**TASK DIRECTIONS:** Write out the data word for word and omit every picture.

**AVAILABLE DATA:**
*** Begin section ***
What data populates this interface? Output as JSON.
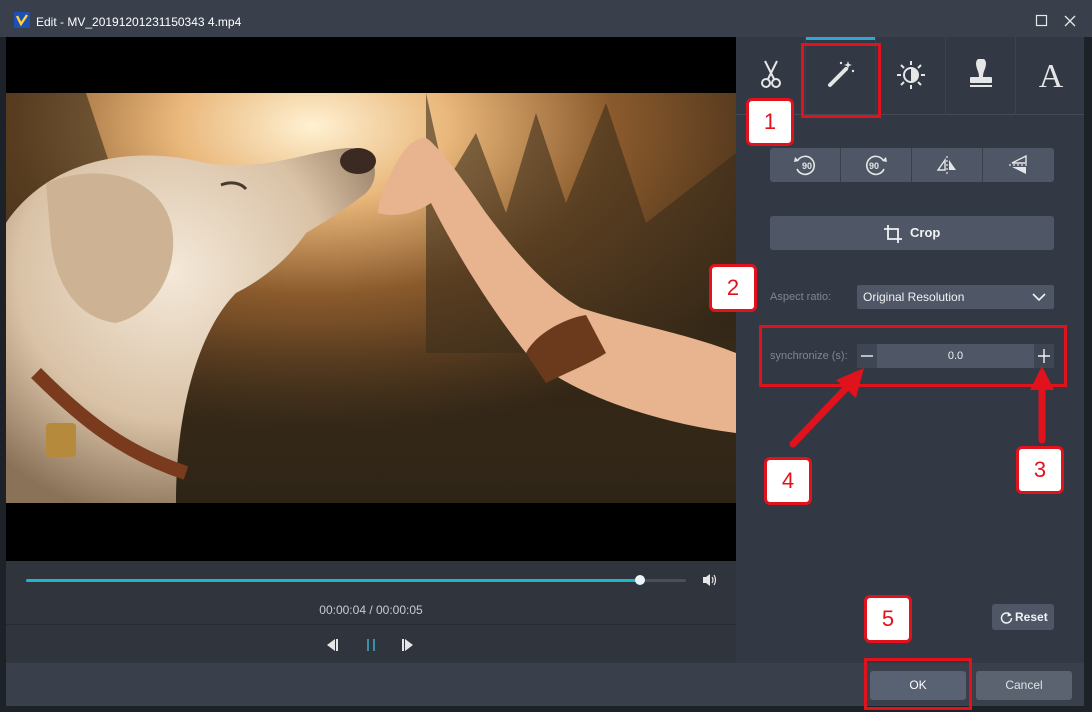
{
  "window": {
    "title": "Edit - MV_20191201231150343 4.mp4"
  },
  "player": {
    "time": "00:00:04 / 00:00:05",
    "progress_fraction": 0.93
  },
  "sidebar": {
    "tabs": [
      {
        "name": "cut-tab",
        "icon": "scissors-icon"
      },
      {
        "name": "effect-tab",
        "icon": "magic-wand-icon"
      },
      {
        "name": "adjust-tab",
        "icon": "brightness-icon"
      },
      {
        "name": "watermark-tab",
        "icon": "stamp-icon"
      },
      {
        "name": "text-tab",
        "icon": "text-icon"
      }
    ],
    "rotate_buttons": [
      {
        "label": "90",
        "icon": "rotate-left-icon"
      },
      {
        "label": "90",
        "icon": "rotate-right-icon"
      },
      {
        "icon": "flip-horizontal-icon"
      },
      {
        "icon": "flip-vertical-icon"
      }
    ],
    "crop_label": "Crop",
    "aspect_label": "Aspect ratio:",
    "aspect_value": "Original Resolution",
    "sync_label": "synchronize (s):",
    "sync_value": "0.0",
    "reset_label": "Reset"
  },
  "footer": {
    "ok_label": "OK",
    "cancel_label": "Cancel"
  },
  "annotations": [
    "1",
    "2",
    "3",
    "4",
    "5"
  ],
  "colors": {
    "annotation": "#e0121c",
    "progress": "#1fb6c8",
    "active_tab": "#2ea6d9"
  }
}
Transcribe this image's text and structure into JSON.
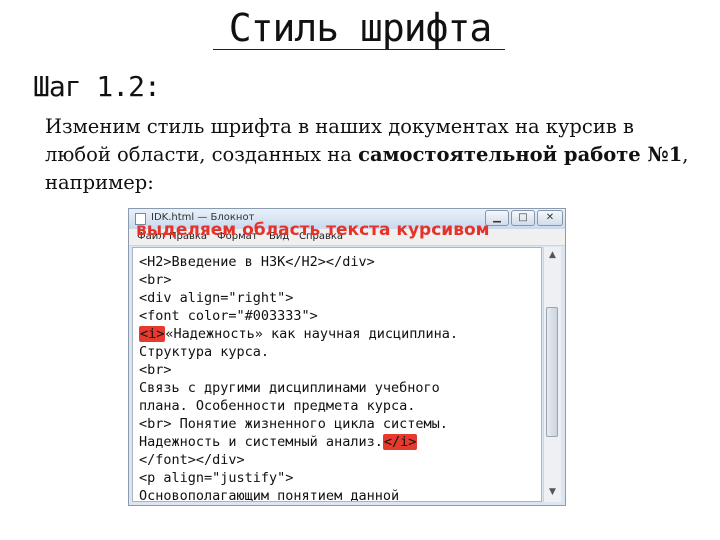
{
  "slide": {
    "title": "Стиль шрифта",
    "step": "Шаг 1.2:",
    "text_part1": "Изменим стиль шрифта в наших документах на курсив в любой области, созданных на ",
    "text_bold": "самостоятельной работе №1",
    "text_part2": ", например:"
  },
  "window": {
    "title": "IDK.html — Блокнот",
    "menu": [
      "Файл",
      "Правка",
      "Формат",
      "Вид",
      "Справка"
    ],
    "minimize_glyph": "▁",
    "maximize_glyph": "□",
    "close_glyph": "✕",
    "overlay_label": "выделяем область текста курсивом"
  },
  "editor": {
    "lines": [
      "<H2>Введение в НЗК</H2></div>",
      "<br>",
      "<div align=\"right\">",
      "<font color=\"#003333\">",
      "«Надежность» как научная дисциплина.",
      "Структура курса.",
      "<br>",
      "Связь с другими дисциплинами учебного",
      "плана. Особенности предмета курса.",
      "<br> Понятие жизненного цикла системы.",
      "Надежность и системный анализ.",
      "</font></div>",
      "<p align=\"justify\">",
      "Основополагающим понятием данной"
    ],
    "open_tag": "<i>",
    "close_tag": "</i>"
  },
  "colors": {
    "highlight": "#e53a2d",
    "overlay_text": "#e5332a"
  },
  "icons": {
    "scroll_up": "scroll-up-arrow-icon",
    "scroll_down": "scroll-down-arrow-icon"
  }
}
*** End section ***
**RESPONSE FOR THIS EXERCISE:**
What data populates this interface? Output as JSON.
{
  "window": {
    "title": "Edit - MV_20191201231150343 4.mp4"
  },
  "player": {
    "time": "00:00:04 / 00:00:05",
    "progress_fraction": 0.93
  },
  "sidebar": {
    "tabs": [
      {
        "name": "cut-tab",
        "icon": "scissors-icon"
      },
      {
        "name": "effect-tab",
        "icon": "magic-wand-icon"
      },
      {
        "name": "adjust-tab",
        "icon": "brightness-icon"
      },
      {
        "name": "watermark-tab",
        "icon": "stamp-icon"
      },
      {
        "name": "text-tab",
        "icon": "text-icon"
      }
    ],
    "rotate_buttons": [
      {
        "label": "90",
        "icon": "rotate-left-icon"
      },
      {
        "label": "90",
        "icon": "rotate-right-icon"
      },
      {
        "icon": "flip-horizontal-icon"
      },
      {
        "icon": "flip-vertical-icon"
      }
    ],
    "crop_label": "Crop",
    "aspect_label": "Aspect ratio:",
    "aspect_value": "Original Resolution",
    "sync_label": "synchronize (s):",
    "sync_value": "0.0",
    "reset_label": "Reset"
  },
  "footer": {
    "ok_label": "OK",
    "cancel_label": "Cancel"
  },
  "annotations": [
    "1",
    "2",
    "3",
    "4",
    "5"
  ],
  "colors": {
    "annotation": "#e0121c",
    "progress": "#1fb6c8",
    "active_tab": "#2ea6d9"
  }
}
Transcribe this image's text and structure into JSON.
{
  "slide": {
    "title": "Стиль шрифта",
    "step": "Шаг 1.2:",
    "text_part1": "Изменим стиль шрифта в наших документах на курсив в любой области, созданных на ",
    "text_bold": "самостоятельной работе №1",
    "text_part2": ", например:"
  },
  "window": {
    "title": "IDK.html — Блокнот",
    "menu": [
      "Файл",
      "Правка",
      "Формат",
      "Вид",
      "Справка"
    ],
    "minimize_glyph": "▁",
    "maximize_glyph": "□",
    "close_glyph": "✕",
    "overlay_label": "выделяем область текста курсивом"
  },
  "editor": {
    "lines": [
      "<H2>Введение в НЗК</H2></div>",
      "<br>",
      "<div align=\"right\">",
      "<font color=\"#003333\">",
      "«Надежность» как научная дисциплина.",
      "Структура курса.",
      "<br>",
      "Связь с другими дисциплинами учебного",
      "плана. Особенности предмета курса.",
      "<br> Понятие жизненного цикла системы.",
      "Надежность и системный анализ.",
      "</font></div>",
      "<p align=\"justify\">",
      "Основополагающим понятием данной"
    ],
    "open_tag": "<i>",
    "close_tag": "</i>"
  },
  "colors": {
    "highlight": "#e53a2d",
    "overlay_text": "#e5332a"
  },
  "icons": {
    "scroll_up": "scroll-up-arrow-icon",
    "scroll_down": "scroll-down-arrow-icon"
  }
}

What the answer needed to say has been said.